- ASSIGNMENT -
From top to bottom, return the records that follow exactly.

== INPUT RECORDS

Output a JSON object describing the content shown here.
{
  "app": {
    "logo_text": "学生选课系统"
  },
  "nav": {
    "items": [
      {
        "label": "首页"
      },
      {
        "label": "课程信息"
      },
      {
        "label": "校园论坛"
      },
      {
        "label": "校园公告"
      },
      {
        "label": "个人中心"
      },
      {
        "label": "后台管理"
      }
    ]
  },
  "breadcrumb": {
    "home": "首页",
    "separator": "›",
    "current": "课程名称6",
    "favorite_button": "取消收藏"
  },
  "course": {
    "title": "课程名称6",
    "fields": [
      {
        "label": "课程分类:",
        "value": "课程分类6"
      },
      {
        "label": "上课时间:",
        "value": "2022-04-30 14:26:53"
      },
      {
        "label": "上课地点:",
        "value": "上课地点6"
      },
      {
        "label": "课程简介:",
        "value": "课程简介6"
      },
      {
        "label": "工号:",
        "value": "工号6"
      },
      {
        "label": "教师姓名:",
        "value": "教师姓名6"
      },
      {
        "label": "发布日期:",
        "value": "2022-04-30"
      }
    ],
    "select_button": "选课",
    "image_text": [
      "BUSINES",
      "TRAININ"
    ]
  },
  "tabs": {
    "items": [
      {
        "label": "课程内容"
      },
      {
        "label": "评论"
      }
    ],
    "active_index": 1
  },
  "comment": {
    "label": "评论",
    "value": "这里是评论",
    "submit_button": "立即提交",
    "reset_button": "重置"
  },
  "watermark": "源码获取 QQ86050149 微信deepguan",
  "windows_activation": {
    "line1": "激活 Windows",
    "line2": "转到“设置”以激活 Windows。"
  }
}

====

- RESULT FOR THIS EXERCISE -
Output a JSON object describing the content shown here.
{
  "app": {
    "logo_text": "学生选课系统"
  },
  "nav": {
    "items": [
      {
        "label": "首页"
      },
      {
        "label": "课程信息"
      },
      {
        "label": "校园论坛"
      },
      {
        "label": "校园公告"
      },
      {
        "label": "个人中心"
      },
      {
        "label": "后台管理"
      }
    ]
  },
  "breadcrumb": {
    "home": "首页",
    "separator": "›",
    "current": "课程名称6",
    "favorite_button": "取消收藏"
  },
  "course": {
    "title": "课程名称6",
    "fields": [
      {
        "label": "课程分类:",
        "value": "课程分类6"
      },
      {
        "label": "上课时间:",
        "value": "2022-04-30 14:26:53"
      },
      {
        "label": "上课地点:",
        "value": "上课地点6"
      },
      {
        "label": "课程简介:",
        "value": "课程简介6"
      },
      {
        "label": "工号:",
        "value": "工号6"
      },
      {
        "label": "教师姓名:",
        "value": "教师姓名6"
      },
      {
        "label": "发布日期:",
        "value": "2022-04-30"
      }
    ],
    "select_button": "选课",
    "image_text": [
      "BUSINES",
      "TRAININ"
    ]
  },
  "tabs": {
    "items": [
      {
        "label": "课程内容"
      },
      {
        "label": "评论"
      }
    ],
    "active_index": 1
  },
  "comment": {
    "label": "评论",
    "value": "这里是评论",
    "submit_button": "立即提交",
    "reset_button": "重置"
  },
  "watermark": "源码获取 QQ86050149 微信deepguan",
  "windows_activation": {
    "line1": "激活 Windows",
    "line2": "转到“设置”以激活 Windows。"
  }
}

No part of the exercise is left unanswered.